After over 20 years of a steady rise, obesity rates in the U.S. appear to be holding steady, having only increased “slightly” overall since 2005, according to data gathered by the Centers for Disease Control and Prevention.
Going over the data, researchers found that in 2009 and 2010, the prevalence of obesity in adult men was 35.5%, and 35.8% among adult women. When compared to data from 1999 and 2000, researchers found that the increase in obesity rates only increased by around 1%.
“I’m not very surprised, but I think this is a kind of encouraging finding, given all the efforts we have been making,” Dr. Youfa Wang, head of the Johns Hopkins Global Center for Childhood Obesity in Baltimore, told Reuters Health. Wang was not involved in the study.
“The general public for sure nowadays has become more aware of the health consequences of obesity, and industry has been heavily influenced by all the efforts,” Wang said.
It’s certainly good news that obesity rates in the U.S. aren’t seeing a significant increase, but Dr. David Ludwig, director of the childhood obesity program at Children’s Hospital in Boston, points out to the LA Times that the fight is hardly over.

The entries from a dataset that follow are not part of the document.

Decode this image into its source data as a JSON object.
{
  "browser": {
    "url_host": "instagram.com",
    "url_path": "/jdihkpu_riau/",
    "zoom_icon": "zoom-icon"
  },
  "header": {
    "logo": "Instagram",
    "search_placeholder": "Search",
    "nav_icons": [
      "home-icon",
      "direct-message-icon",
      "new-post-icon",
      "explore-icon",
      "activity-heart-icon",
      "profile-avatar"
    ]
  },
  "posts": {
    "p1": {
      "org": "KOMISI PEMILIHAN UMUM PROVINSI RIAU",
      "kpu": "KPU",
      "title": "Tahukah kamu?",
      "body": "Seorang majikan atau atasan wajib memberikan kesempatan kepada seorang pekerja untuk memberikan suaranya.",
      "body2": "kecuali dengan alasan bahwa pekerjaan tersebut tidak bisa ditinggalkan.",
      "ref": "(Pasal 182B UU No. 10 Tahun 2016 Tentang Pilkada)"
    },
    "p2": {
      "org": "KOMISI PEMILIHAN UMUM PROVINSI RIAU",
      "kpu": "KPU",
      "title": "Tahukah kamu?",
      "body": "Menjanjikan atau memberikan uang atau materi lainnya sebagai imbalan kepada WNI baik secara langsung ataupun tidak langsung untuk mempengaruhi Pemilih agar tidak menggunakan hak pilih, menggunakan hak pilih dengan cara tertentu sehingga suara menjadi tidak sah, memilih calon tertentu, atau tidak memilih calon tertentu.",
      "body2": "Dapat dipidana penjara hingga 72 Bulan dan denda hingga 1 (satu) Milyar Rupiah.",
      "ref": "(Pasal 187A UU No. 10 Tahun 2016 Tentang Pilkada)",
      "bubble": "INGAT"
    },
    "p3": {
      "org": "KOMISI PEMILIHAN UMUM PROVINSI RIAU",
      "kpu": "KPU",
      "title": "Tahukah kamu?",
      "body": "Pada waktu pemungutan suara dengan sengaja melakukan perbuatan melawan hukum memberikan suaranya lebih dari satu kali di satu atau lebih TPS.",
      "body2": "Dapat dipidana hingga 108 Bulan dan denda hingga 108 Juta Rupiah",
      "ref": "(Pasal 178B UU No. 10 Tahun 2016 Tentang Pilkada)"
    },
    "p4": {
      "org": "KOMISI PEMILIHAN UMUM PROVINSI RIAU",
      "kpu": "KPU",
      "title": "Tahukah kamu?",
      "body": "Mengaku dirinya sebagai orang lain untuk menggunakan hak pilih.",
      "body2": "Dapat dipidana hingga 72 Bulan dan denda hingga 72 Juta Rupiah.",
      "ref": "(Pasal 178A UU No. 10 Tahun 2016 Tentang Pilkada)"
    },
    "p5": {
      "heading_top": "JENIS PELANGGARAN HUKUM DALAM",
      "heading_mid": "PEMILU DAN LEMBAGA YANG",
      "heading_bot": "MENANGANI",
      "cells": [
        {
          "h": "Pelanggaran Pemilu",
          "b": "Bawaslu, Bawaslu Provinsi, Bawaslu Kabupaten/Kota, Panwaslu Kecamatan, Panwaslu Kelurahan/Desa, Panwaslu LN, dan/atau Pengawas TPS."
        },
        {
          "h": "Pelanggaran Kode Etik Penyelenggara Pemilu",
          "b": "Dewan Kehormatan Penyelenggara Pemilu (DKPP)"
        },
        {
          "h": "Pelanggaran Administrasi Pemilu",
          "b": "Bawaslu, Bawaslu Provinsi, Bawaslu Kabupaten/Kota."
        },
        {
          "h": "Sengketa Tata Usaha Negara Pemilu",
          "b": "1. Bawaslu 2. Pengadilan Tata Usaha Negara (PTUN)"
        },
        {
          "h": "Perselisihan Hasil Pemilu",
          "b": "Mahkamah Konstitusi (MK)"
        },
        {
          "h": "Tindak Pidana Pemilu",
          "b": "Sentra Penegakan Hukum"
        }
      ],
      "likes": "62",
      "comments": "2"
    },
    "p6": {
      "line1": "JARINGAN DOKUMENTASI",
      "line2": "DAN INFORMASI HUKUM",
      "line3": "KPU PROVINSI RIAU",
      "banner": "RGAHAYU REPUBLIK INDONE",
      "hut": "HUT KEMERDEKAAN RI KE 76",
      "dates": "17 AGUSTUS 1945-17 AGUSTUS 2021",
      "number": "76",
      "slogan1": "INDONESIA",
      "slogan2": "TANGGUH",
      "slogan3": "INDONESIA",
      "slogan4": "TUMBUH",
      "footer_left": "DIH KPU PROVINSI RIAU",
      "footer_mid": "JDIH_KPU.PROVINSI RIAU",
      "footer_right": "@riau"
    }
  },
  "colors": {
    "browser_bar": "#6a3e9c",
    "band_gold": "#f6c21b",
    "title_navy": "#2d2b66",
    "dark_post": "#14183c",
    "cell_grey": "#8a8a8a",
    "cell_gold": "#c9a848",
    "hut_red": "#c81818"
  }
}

“We’re by no means through the epidemic,’’ he said. “Children will be entering adulthood heavier than they’ve ever been at any time in human history. Even without further increases in prevalence, the impact of the epidemic will continue to mount for many years to come.’’